▶ WHAT YOU NEED TO DO
Look through the listing below and report how many lines contain "range", as a bare number.

▶ DATA SHOWN
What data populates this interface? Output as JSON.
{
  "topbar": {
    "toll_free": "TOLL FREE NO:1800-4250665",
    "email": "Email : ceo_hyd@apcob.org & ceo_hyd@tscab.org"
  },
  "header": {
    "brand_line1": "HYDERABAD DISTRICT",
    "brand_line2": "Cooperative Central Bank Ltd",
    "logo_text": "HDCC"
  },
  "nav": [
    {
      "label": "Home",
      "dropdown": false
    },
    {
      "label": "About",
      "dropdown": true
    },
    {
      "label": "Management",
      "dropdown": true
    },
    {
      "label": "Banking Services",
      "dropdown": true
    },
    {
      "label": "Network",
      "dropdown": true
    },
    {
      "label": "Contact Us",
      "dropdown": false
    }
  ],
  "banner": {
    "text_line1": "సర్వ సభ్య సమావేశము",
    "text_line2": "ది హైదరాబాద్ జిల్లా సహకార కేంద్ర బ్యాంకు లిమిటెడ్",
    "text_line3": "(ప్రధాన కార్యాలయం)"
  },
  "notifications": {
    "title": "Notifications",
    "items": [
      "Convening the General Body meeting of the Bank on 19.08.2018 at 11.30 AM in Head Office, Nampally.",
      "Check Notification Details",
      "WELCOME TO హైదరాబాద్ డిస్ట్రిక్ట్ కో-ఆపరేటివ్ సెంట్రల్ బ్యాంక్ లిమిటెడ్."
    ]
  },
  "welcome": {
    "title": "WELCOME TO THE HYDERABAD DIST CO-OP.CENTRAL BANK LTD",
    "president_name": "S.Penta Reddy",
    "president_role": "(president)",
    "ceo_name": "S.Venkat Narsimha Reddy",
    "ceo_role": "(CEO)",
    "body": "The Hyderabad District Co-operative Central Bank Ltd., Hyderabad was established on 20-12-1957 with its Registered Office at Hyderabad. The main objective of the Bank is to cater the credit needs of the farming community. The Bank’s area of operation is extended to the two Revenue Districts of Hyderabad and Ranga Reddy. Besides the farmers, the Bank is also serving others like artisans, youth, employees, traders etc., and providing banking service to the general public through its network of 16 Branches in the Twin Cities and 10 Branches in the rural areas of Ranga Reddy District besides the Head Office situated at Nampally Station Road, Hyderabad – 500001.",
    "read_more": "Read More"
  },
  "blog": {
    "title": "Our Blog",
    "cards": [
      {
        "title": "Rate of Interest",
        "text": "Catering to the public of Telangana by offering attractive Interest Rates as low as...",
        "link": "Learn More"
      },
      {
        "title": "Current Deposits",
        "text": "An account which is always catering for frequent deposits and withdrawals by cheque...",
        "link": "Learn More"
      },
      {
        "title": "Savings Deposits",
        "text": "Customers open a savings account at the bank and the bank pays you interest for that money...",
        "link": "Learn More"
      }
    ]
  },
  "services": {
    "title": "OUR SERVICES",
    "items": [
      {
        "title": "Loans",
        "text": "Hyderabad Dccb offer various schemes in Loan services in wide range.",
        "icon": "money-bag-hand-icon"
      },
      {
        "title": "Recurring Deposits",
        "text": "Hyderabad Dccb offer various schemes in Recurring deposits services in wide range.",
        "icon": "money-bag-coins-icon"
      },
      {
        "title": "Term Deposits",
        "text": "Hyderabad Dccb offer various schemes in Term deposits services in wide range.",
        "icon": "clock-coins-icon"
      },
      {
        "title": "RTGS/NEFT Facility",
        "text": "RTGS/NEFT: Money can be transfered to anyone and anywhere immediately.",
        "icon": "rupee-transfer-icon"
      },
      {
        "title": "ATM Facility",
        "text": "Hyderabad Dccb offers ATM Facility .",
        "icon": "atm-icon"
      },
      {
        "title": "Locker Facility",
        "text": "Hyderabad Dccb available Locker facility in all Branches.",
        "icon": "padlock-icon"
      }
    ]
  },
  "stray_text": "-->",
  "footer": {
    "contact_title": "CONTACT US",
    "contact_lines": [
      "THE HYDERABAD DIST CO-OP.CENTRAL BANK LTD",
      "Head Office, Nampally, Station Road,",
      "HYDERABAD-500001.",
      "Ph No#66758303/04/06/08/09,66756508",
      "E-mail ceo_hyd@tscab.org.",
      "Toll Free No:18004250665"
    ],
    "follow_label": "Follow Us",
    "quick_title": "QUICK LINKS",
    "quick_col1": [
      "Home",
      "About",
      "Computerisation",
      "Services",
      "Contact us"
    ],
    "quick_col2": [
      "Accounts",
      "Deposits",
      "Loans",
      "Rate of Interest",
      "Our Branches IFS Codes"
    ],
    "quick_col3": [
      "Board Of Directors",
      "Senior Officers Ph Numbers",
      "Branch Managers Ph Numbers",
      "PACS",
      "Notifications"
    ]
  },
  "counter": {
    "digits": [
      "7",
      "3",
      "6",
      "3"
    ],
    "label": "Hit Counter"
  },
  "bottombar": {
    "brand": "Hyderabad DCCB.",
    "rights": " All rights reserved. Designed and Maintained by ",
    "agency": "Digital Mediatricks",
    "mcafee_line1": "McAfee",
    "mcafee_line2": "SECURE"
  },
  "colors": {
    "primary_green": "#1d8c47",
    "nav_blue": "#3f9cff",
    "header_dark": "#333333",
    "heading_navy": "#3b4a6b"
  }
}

▶ EXERCISE RESULT
3